What O’Neill does is not new. As a voracious reader of addict tales, I thought of his similarities with the Jay MacInerneys and Bret Easton Ellises, the Hunter S. Thompsons and Irvine Welshes, and even more recent Ellen Hopkinses. Addict tales are nothing new and every generation has its share of bards who wax poetic about the ugliness and wildness of the raw life. But, with his talent, O’Neill would do far more to distinguish himself by launching himself into territory beyond the gutter and the crack hotel.

Sunday, April 13, 2008

Montreal Music This Week (behind alas)

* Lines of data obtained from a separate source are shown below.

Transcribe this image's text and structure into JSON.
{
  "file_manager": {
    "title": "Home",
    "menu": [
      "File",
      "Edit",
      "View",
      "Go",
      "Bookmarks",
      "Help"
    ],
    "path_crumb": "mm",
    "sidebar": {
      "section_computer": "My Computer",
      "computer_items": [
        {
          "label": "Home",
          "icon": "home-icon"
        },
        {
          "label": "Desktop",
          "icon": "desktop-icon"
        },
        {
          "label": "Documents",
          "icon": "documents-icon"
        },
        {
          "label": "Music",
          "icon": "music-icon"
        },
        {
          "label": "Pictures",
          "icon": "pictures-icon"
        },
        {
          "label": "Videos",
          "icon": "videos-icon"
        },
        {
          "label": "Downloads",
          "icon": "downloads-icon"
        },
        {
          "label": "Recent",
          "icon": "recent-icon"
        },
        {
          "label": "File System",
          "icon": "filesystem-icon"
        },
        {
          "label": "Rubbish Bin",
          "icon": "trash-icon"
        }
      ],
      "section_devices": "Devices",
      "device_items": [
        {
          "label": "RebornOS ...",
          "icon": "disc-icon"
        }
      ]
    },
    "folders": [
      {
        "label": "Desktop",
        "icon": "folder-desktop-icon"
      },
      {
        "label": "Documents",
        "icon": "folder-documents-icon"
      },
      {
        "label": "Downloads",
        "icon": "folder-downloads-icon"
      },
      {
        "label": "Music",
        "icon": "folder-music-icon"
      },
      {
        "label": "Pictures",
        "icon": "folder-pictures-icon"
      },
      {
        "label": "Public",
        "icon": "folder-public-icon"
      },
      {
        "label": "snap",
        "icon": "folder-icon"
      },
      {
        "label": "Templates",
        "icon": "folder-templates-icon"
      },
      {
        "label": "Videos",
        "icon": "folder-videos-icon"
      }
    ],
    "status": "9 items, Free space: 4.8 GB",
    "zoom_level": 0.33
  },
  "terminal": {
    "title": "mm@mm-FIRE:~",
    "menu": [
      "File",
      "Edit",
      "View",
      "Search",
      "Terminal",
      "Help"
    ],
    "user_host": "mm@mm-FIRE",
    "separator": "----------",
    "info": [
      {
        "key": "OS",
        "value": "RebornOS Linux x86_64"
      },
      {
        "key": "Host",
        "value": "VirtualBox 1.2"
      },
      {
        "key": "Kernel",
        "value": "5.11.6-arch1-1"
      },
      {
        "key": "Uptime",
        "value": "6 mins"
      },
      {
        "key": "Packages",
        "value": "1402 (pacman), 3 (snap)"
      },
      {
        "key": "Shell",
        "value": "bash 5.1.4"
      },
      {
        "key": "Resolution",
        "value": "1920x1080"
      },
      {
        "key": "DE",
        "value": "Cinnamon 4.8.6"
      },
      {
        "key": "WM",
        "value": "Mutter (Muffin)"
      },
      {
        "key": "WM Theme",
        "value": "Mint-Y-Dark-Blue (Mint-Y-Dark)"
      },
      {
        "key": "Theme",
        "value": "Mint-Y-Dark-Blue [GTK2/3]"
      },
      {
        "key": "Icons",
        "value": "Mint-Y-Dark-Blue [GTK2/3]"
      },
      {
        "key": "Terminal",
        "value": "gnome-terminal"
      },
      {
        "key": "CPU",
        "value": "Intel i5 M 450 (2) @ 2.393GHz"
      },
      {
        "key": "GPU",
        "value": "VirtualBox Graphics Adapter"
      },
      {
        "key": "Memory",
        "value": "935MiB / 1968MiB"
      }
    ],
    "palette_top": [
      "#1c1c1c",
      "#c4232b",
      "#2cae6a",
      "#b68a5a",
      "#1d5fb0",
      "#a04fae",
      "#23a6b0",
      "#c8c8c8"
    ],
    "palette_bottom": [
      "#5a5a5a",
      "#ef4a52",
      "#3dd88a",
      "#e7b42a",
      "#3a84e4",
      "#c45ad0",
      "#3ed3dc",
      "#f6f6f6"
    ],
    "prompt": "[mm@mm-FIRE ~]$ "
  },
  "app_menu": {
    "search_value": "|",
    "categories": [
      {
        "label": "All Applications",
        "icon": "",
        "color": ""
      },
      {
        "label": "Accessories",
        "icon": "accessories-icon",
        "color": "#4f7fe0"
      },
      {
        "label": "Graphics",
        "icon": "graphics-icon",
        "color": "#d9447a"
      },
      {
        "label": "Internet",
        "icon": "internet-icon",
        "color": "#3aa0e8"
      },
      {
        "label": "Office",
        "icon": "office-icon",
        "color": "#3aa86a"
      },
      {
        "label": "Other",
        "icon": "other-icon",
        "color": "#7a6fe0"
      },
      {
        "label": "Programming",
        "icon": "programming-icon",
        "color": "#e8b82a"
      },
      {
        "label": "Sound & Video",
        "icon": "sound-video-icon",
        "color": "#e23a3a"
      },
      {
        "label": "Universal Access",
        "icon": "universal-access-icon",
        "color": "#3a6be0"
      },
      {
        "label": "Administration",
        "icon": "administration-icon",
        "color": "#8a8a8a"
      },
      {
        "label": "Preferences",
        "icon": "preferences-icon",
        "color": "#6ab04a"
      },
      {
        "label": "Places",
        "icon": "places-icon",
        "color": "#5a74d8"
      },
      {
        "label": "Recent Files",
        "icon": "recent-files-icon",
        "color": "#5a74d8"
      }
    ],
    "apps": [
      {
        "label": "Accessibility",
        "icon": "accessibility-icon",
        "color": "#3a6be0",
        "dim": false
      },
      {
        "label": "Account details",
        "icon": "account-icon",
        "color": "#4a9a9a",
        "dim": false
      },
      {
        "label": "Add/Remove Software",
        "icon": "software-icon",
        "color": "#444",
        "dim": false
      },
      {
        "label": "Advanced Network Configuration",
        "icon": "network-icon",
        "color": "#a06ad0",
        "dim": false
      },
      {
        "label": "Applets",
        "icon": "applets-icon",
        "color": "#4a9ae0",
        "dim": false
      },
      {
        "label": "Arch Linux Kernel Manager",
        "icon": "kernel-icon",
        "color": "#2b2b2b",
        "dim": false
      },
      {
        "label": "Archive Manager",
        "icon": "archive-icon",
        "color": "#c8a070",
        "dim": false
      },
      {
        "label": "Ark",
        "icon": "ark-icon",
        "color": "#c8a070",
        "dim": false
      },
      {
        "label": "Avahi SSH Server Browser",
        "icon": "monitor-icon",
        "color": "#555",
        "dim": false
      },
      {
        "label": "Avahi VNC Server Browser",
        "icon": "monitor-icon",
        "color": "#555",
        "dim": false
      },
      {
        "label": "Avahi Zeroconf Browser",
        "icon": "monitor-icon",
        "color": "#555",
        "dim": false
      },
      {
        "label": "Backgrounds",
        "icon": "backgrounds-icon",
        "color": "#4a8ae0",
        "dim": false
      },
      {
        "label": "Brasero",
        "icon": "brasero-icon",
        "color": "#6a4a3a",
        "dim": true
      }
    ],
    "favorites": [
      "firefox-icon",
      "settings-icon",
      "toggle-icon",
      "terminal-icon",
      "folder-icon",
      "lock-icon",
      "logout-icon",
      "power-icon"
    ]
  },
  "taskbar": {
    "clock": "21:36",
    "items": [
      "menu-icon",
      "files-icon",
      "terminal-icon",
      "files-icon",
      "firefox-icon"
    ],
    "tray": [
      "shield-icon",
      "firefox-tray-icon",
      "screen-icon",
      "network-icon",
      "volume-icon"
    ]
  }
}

Truth be told, I should have done this days ago. I've been out to a few shows... and now I should review them and all that. Well, I'll see how my time stretches or doesn't.
So, this week, holy schmokes, wow.
First, let me report that old time friends of mine, a band of fantastic name: Grand Theft Bus, played the Black Dot with Snailhouse and Tall Firs on Friday. The Black Dot is kick ass as far as venues go. This is my kind of place. It's practically someone's living room that's been converted into a venue. I felt like I was peeking in on a band practicing in the living room. It was wonderbar! Anyway, the Bus delivered as per usual. They have a new sound and a new member(its been a few years since I've seen them play), but still manage to deconstruct sound and create a kind of noisy chaos that eventually re-evolves into more melodic pieces. I think its fun, but I'm not sure if all the indie hipsters in the room got it. But that's kind of my complaint about stereotypical groups. When it comes to indie hipsters, of it wasn't discussed on stillepost or pitchfork media, they don't know what to think.

Alright, so let's do the rundown. I realize it's sunday already. eep. Well, I should recap what you could of seen on Saturday just to keep things here kind of regular-ish.

So, Friday, if you weren't heading to hear the Bus, I would have told everyone to check out Jorane at Le Nationale. She is something awesome. A french cellist who fuses pop and rock with classical music. She's pretty special and doesn't play that often (at least, it doesn't seem like she plays very often).

Saturday, um... I was also occupied with a huge War Requiem put on by McGill's Schulich School of Music. It was big, intense, and passionate -- held in the church at Henri Julien and Rachel -- a wonderful venue for it. A boy's choir was seated in the balcony above, sounding like angels pronouncing the anti-war message. Anyway, that was well worth attending, but there were many other goods going on: Basia Bulat, for example. And, oooh, at Petit Campus was the Party Bluets, which apparently included the very cool Psycho Riders and another of my favs: Les Dales Hawerchucks.

Sunday, that would be today, right? Well, I was at l'escalier (formerly known as L'Utopik) watching jazzy soul singer accompanied by a human beatbox and some mighty flamenco like fingers on the guitair. It was wonderful. But, I could have seen Autechre (sigh) at Club Soda, Heros and Villains at Divan Orange, or even the Dirtbombs at the Musee Juste Pour Rire theatre. Well, you can't do it all.

Monday is quiet. Nothing of note. Although, I'm intrigued by this band's name: Elephantine... playing at Sala Rossa, which suggests this might be worth checking out if it falls in a genre of music that interests me.

Tuesday... whoa... Hot chip with Free Blood. I tried to get a ticket today, but it was soooold out. boo.

Wednesday. I don't think my eyes are deceiving me, but I'm blinking. The Cult is playing at L'Olympia with the Clicks. I think my devotion to the cult ended when they sold She Sells Sanctuary to Toyota or some other car company.

So, let me pre-empt next week a bit, just in case I'm behind again. matthiew d'astous (he's quite good) is playing Thursday at Theatre Lionel Groulx. And Friday, the very sexy Peter Elkas is opening for Jason Collett at Petit Campus.

and yes, that should be a wrap.